Anonymous More than 1 year ago
Guest More than 1 year ago
Through entertaining personal stories and photographs, this book shows the value and the strength in having a multicultural America during WW II. He points out that Japanese Americans volunteered to go behind enemy lines to gather inteligence, while their families were in American concentration camps. There is a photo of a Japanese American in his US Army uniform being sent to a camp; his chest is covered with medals that he won in WW I. Takaki explains how women of different races learned to work together in the aircraft plants. He shows the the social and economical progress that women and minorities made during WW II, and why they were reasonable to expect to maintain their progress. This is not a book of dry statistics. For example, he tells us about Guy Gabaldon, a marine, raised by a Japanese family in LA, who convinced 800 Japanese soldiers to surrender within seven hours on Saipan. He also tells of the absolute fear that Jews at Dachau had when they were liberated by Japanese Americans, because they thought that the Americans were from Japan and would kill them. This fear that Dachau's inmates had is reflected by the riots in LA, where carloads of White sailors went to East LA, the Mexican area, to beat young Mexican men while the police watched.
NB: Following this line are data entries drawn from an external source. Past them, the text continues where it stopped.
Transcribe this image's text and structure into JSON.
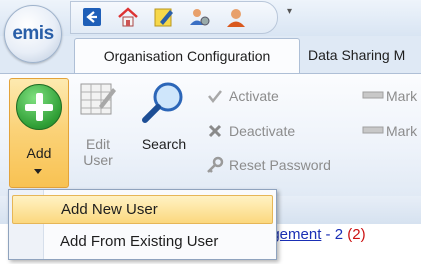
{
  "app": {
    "logo_text": "emis"
  },
  "quick_access": {
    "icons": [
      "back-arrow-icon",
      "home-icon",
      "edit-note-icon",
      "users-settings-icon",
      "user-profile-icon"
    ],
    "dropdown_glyph": "▾"
  },
  "tabs": [
    {
      "label": "Organisation Configuration",
      "active": true
    },
    {
      "label": "Data Sharing M",
      "active": false
    }
  ],
  "ribbon": {
    "add_label": "Add",
    "edit_user_label_line1": "Edit",
    "edit_user_label_line2": "User",
    "search_label": "Search",
    "activate_label": "Activate",
    "deactivate_label": "Deactivate",
    "reset_password_label": "Reset Password",
    "mark_label_1": "Mark",
    "mark_label_2": "Mark"
  },
  "add_menu": {
    "items": [
      {
        "label": "Add New User",
        "highlighted": true
      },
      {
        "label": "Add From Existing User",
        "highlighted": false
      }
    ]
  },
  "content": {
    "management_link": "agement",
    "separator": " - ",
    "count": "2",
    "count_red": "(2)"
  },
  "colors": {
    "accent_orange": "#f8c252",
    "link_blue": "#1a2fb5",
    "alert_red": "#cc1111",
    "ribbon_bg": "#eef3fa"
  }
}
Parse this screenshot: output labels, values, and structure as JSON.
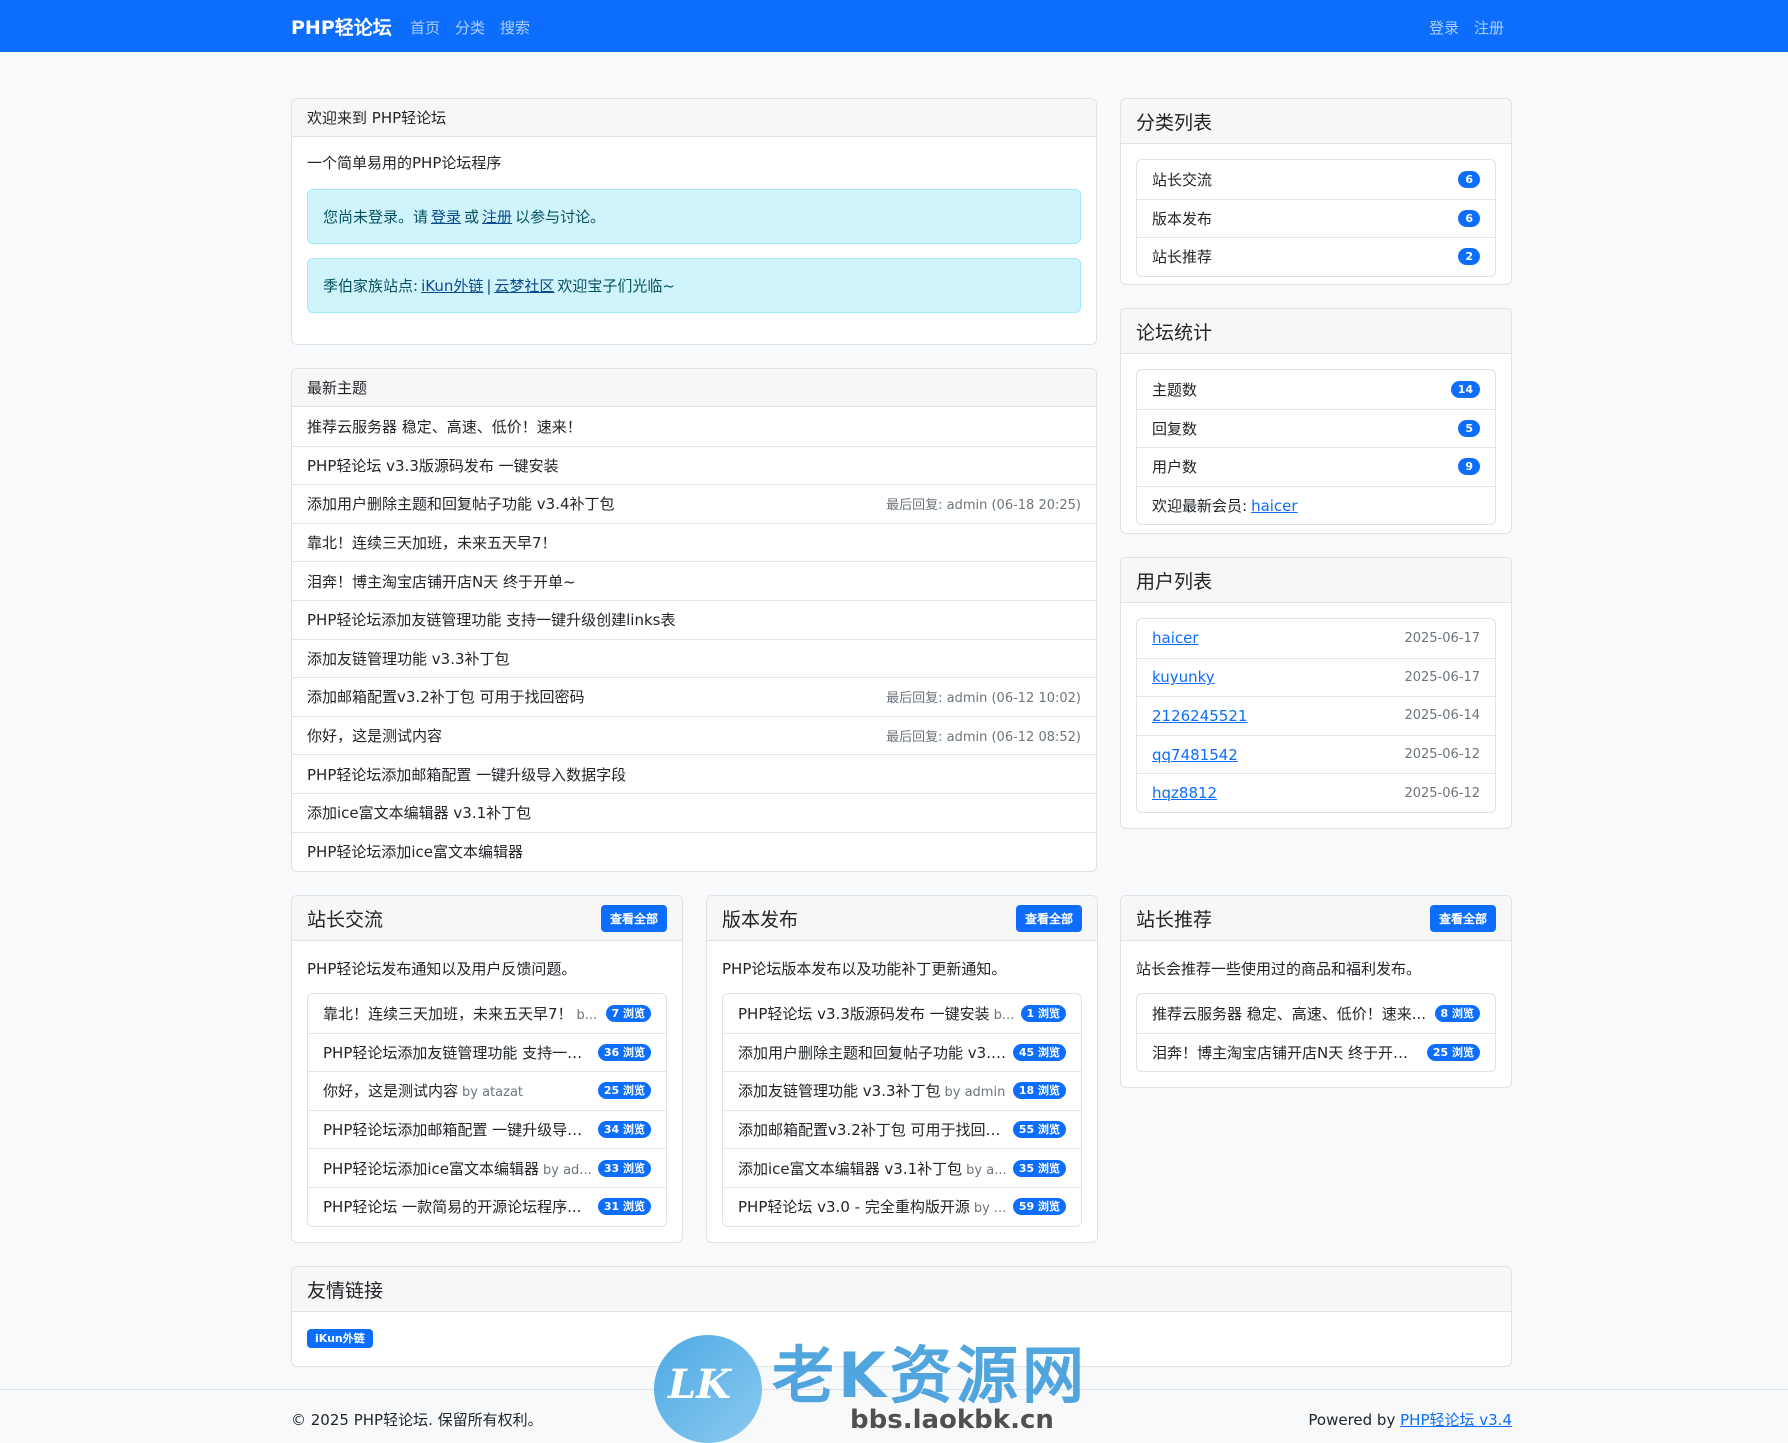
{
  "nav": {
    "brand": "PHP轻论坛",
    "links": [
      "首页",
      "分类",
      "搜索"
    ],
    "login": "登录",
    "register": "注册"
  },
  "welcome": {
    "title": "欢迎来到 PHP轻论坛",
    "desc": "一个简单易用的PHP论坛程序",
    "alert1_prefix": "您尚未登录。请",
    "alert1_login": "登录",
    "alert1_or": "或",
    "alert1_register": "注册",
    "alert1_suffix": "以参与讨论。",
    "alert2_prefix": "季伯家族站点:",
    "alert2_link1": "iKun外链",
    "alert2_sep": "|",
    "alert2_link2": "云梦社区",
    "alert2_suffix": "欢迎宝子们光临~"
  },
  "latest": {
    "title": "最新主题",
    "topics": [
      {
        "title": "推荐云服务器 稳定、高速、低价！速来！",
        "meta": ""
      },
      {
        "title": "PHP轻论坛 v3.3版源码发布 一键安装",
        "meta": ""
      },
      {
        "title": "添加用户删除主题和回复帖子功能 v3.4补丁包",
        "meta": "最后回复: admin (06-18 20:25)"
      },
      {
        "title": "靠北！连续三天加班，未来五天早7！",
        "meta": ""
      },
      {
        "title": "泪奔！博主淘宝店铺开店N天 终于开单~",
        "meta": ""
      },
      {
        "title": "PHP轻论坛添加友链管理功能 支持一键升级创建links表",
        "meta": ""
      },
      {
        "title": "添加友链管理功能 v3.3补丁包",
        "meta": ""
      },
      {
        "title": "添加邮箱配置v3.2补丁包 可用于找回密码",
        "meta": "最后回复: admin (06-12 10:02)"
      },
      {
        "title": "你好，这是测试内容",
        "meta": "最后回复: admin (06-12 08:52)"
      },
      {
        "title": "PHP轻论坛添加邮箱配置 一键升级导入数据字段",
        "meta": ""
      },
      {
        "title": "添加ice富文本编辑器 v3.1补丁包",
        "meta": ""
      },
      {
        "title": "PHP轻论坛添加ice富文本编辑器",
        "meta": ""
      }
    ]
  },
  "categories": {
    "title": "分类列表",
    "items": [
      {
        "name": "站长交流",
        "count": "6"
      },
      {
        "name": "版本发布",
        "count": "6"
      },
      {
        "name": "站长推荐",
        "count": "2"
      }
    ]
  },
  "stats": {
    "title": "论坛统计",
    "items": [
      {
        "name": "主题数",
        "count": "14"
      },
      {
        "name": "回复数",
        "count": "5"
      },
      {
        "name": "用户数",
        "count": "9"
      }
    ],
    "newest_label": "欢迎最新会员:",
    "newest_user": "haicer"
  },
  "users": {
    "title": "用户列表",
    "items": [
      {
        "name": "haicer",
        "date": "2025-06-17"
      },
      {
        "name": "kuyunky",
        "date": "2025-06-17"
      },
      {
        "name": "2126245521",
        "date": "2025-06-14"
      },
      {
        "name": "qq7481542",
        "date": "2025-06-12"
      },
      {
        "name": "hqz8812",
        "date": "2025-06-12"
      }
    ]
  },
  "sections": [
    {
      "title": "站长交流",
      "button": "查看全部",
      "desc": "PHP轻论坛发布通知以及用户反馈问题。",
      "topics": [
        {
          "title": "靠北！连续三天加班，未来五天早7！",
          "by": "b...",
          "views": "7 浏览"
        },
        {
          "title": "PHP轻论坛添加友链管理功能 支持一键...",
          "by": "",
          "views": "36 浏览"
        },
        {
          "title": "你好，这是测试内容",
          "by": "by atazat",
          "views": "25 浏览"
        },
        {
          "title": "PHP轻论坛添加邮箱配置 一键升级导入...",
          "by": "",
          "views": "34 浏览"
        },
        {
          "title": "PHP轻论坛添加ice富文本编辑器",
          "by": "by ad...",
          "views": "33 浏览"
        },
        {
          "title": "PHP轻论坛 一款简易的开源论坛程序...",
          "by": "",
          "views": "31 浏览"
        }
      ]
    },
    {
      "title": "版本发布",
      "button": "查看全部",
      "desc": "PHP论坛版本发布以及功能补丁更新通知。",
      "topics": [
        {
          "title": "PHP轻论坛 v3.3版源码发布 一键安装",
          "by": "b...",
          "views": "1 浏览"
        },
        {
          "title": "添加用户删除主题和回复帖子功能 v3.4...",
          "by": "",
          "views": "45 浏览"
        },
        {
          "title": "添加友链管理功能 v3.3补丁包",
          "by": "by admin",
          "views": "18 浏览"
        },
        {
          "title": "添加邮箱配置v3.2补丁包 可用于找回密...",
          "by": "",
          "views": "55 浏览"
        },
        {
          "title": "添加ice富文本编辑器 v3.1补丁包",
          "by": "by a...",
          "views": "35 浏览"
        },
        {
          "title": "PHP轻论坛 v3.0 - 完全重构版开源",
          "by": "by ...",
          "views": "59 浏览"
        }
      ]
    },
    {
      "title": "站长推荐",
      "button": "查看全部",
      "desc": "站长会推荐一些使用过的商品和福利发布。",
      "topics": [
        {
          "title": "推荐云服务器 稳定、高速、低价！速来...",
          "by": "",
          "views": "8 浏览"
        },
        {
          "title": "泪奔！博主淘宝店铺开店N天 终于开单...",
          "by": "",
          "views": "25 浏览"
        }
      ]
    }
  ],
  "friends": {
    "title": "友情链接",
    "links": [
      "iKun外链"
    ]
  },
  "footer": {
    "copyright": "© 2025 PHP轻论坛. 保留所有权利。",
    "powered_prefix": "Powered by",
    "powered_link": "PHP轻论坛 v3.4"
  },
  "watermark": {
    "logo_text": "LK",
    "title": "老K资源网",
    "url": "bbs.laokbk.cn"
  }
}
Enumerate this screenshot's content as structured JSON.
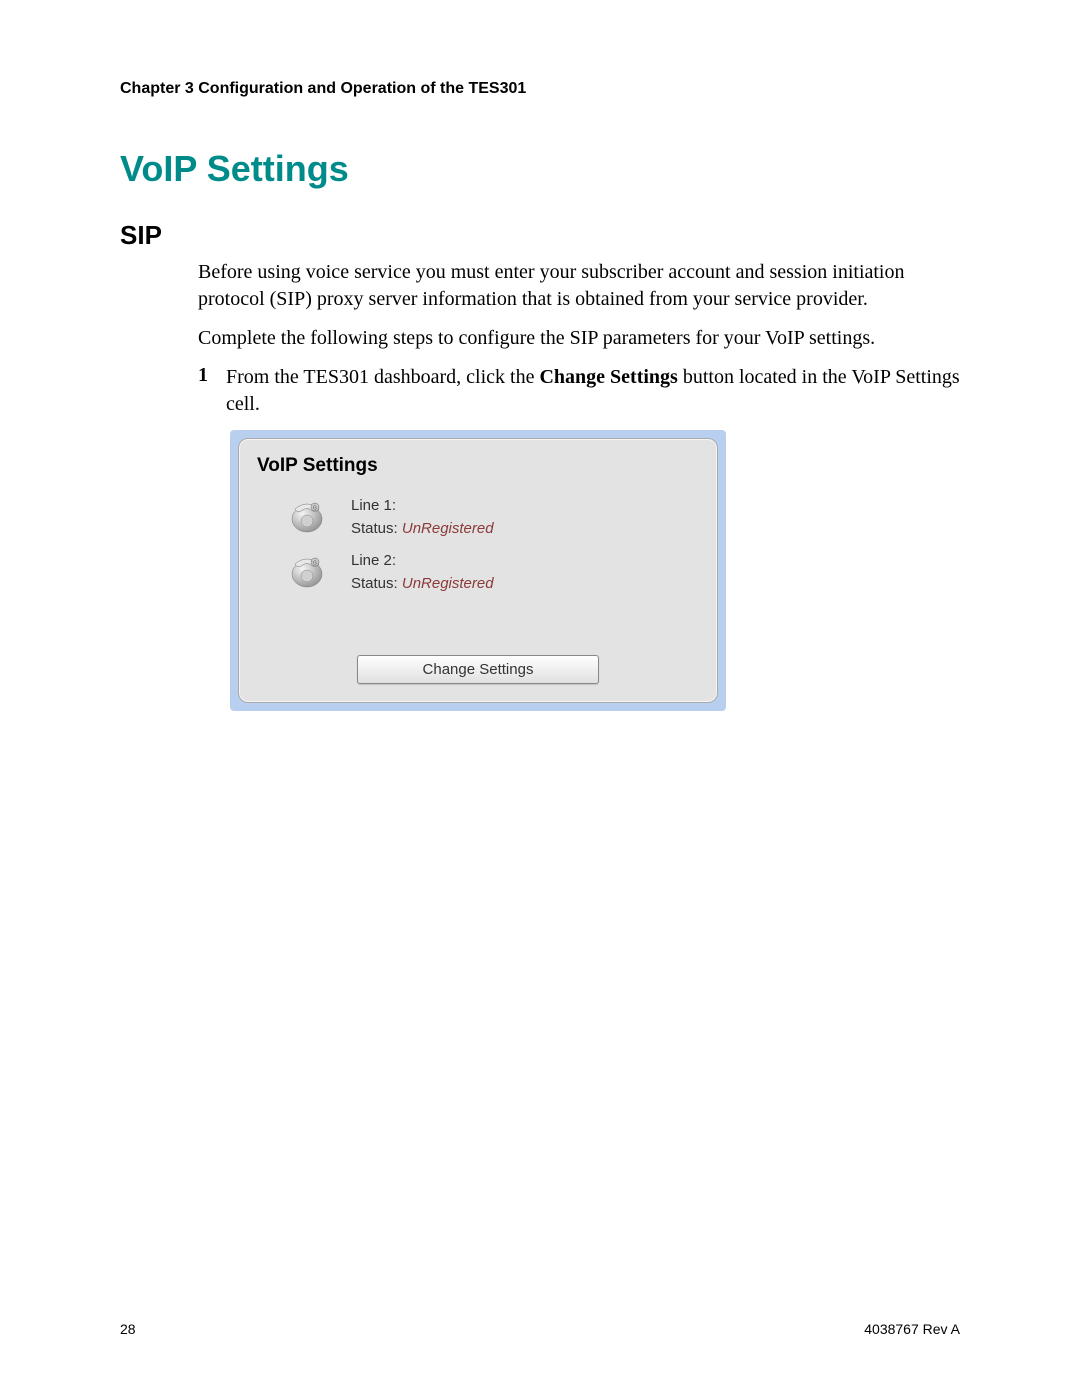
{
  "chapter_header": "Chapter 3    Configuration and Operation of the TES301",
  "section_title": "VoIP Settings",
  "subsection_title": "SIP",
  "intro_paragraph": "Before using voice service you must enter your subscriber account and session initiation protocol (SIP) proxy server information that is obtained from your service provider.",
  "instruction_paragraph": "Complete the following steps to configure the SIP parameters for your VoIP settings.",
  "step": {
    "number": "1",
    "prefix": "From the TES301 dashboard, click the ",
    "bold": "Change Settings",
    "suffix": " button located in the VoIP Settings cell."
  },
  "panel": {
    "title": "VoIP Settings",
    "lines": [
      {
        "label": "Line 1:",
        "status_label": "Status: ",
        "status_value": "UnRegistered"
      },
      {
        "label": "Line 2:",
        "status_label": "Status: ",
        "status_value": "UnRegistered"
      }
    ],
    "button_label": "Change Settings"
  },
  "footer": {
    "page_number": "28",
    "doc_id": "4038767 Rev A"
  }
}
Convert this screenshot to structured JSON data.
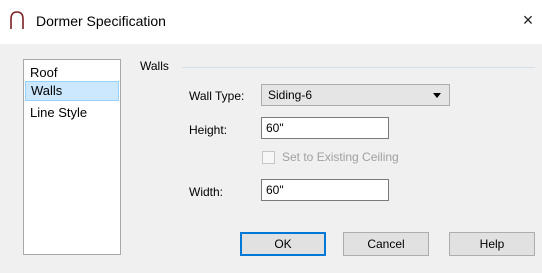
{
  "window": {
    "title": "Dormer Specification",
    "close_glyph": "×",
    "app_icon": "dormer-arc-icon"
  },
  "sidebar": {
    "items": [
      {
        "label": "Roof",
        "selected": false
      },
      {
        "label": "Walls",
        "selected": true
      },
      {
        "label": "Line Style",
        "selected": false
      }
    ],
    "selected_color": "#cce8ff"
  },
  "walls": {
    "group_label": "Walls",
    "wall_type": {
      "label": "Wall Type:",
      "value": "Siding-6"
    },
    "height": {
      "label": "Height:",
      "value": "60\""
    },
    "set_to_existing_ceiling": {
      "label": "Set to Existing Ceiling",
      "checked": false,
      "enabled": false
    },
    "width": {
      "label": "Width:",
      "value": "60\""
    }
  },
  "buttons": {
    "ok": "OK",
    "cancel": "Cancel",
    "help": "Help"
  },
  "colors": {
    "accent": "#0078d7",
    "dialog_bg": "#f0f0f0"
  }
}
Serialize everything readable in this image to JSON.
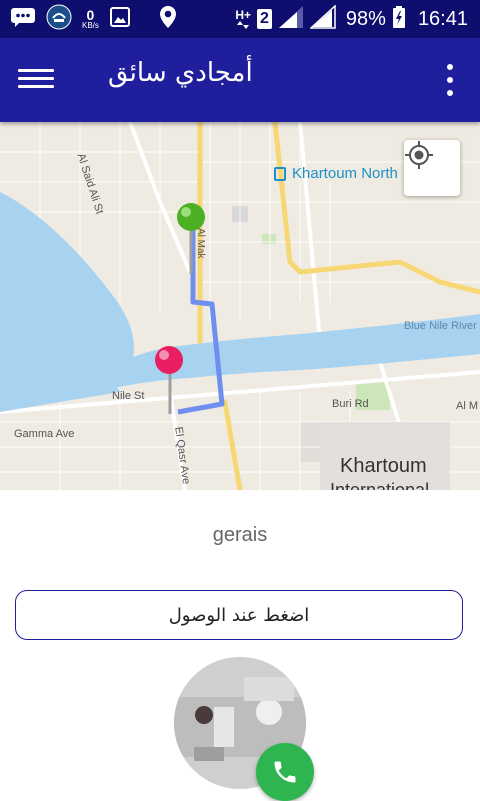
{
  "status_bar": {
    "network_speed": "0",
    "network_unit": "KB/s",
    "network_type": "H+",
    "sim_slot": "2",
    "battery": "98%",
    "time": "16:41"
  },
  "toolbar": {
    "title": "أمجادي سائق"
  },
  "map": {
    "poi_label": "Khartoum North",
    "river_label": "Blue Nile River",
    "city_label": "Khartoum",
    "airport_label_partial": "International",
    "streets": {
      "al_said_ali": "Al Said Ali St",
      "nile_st": "Nile St",
      "gamma_ave": "Gamma Ave",
      "el_qasr_ave": "El Qasr Ave",
      "buri_rd": "Buri Rd",
      "al_m": "Al M",
      "al_mak": "Al Mak"
    },
    "colors": {
      "land": "#efebe2",
      "water": "#a8d3f0",
      "route": "#6f8ff0",
      "origin_pin": "#4caf24",
      "destination_pin": "#e91e63"
    }
  },
  "driver": {
    "name": "gerais"
  },
  "actions": {
    "arrive_label": "اضغط عند الوصول"
  },
  "colors": {
    "status_bar": "#0e0e6e",
    "toolbar": "#1f1f9e",
    "call_button": "#2fb550"
  }
}
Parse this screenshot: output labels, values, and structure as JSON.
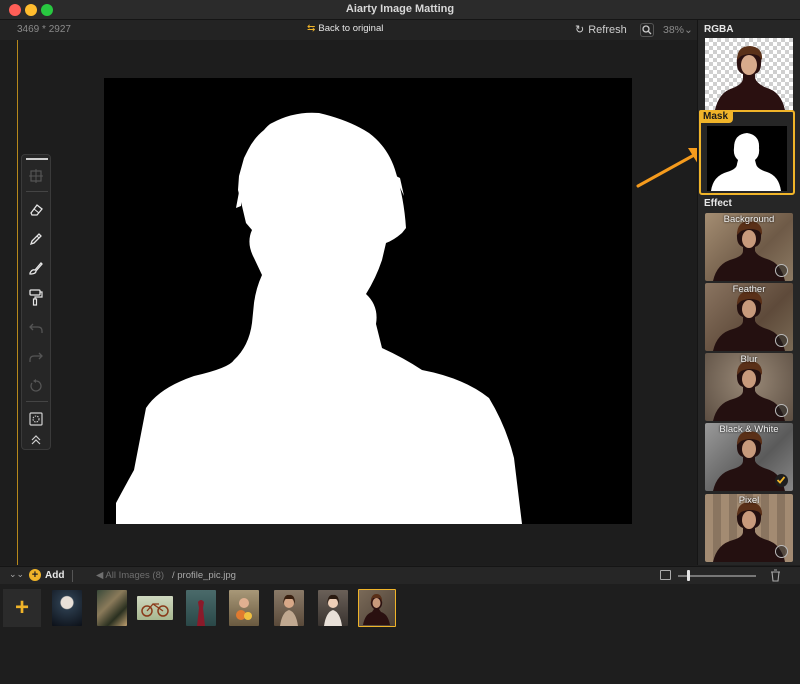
{
  "window": {
    "title": "Aiarty Image Matting"
  },
  "toolbar": {
    "dimensions": "3469 * 2927",
    "back_label": "Back to original",
    "refresh_label": "Refresh",
    "zoom_level": "38%"
  },
  "sidebar": {
    "rgba_label": "RGBA",
    "mask_label": "Mask",
    "effect_label": "Effect",
    "effects": [
      {
        "label": "Background",
        "selected": false
      },
      {
        "label": "Feather",
        "selected": false
      },
      {
        "label": "Blur",
        "selected": false
      },
      {
        "label": "Black & White",
        "selected": true
      },
      {
        "label": "Pixel",
        "selected": false
      }
    ]
  },
  "bottom": {
    "add_label": "Add",
    "all_images": "All Images (8)",
    "path": "/ profile_pic.jpg"
  },
  "filmstrip": {
    "add_symbol": "+",
    "thumbnails": [
      "jellyfish",
      "branches",
      "bicycle",
      "forest-woman",
      "flower-girl",
      "woman-portrait",
      "doll-portrait",
      "profile_pic.jpg"
    ],
    "active_index": 7
  },
  "colors": {
    "accent": "#f0b429",
    "annotation_arrow": "#f59b1d"
  }
}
It took an order from the White House to restore order. Takaki seems to be challenging readers to think about what it means to be American, and the value of diversity.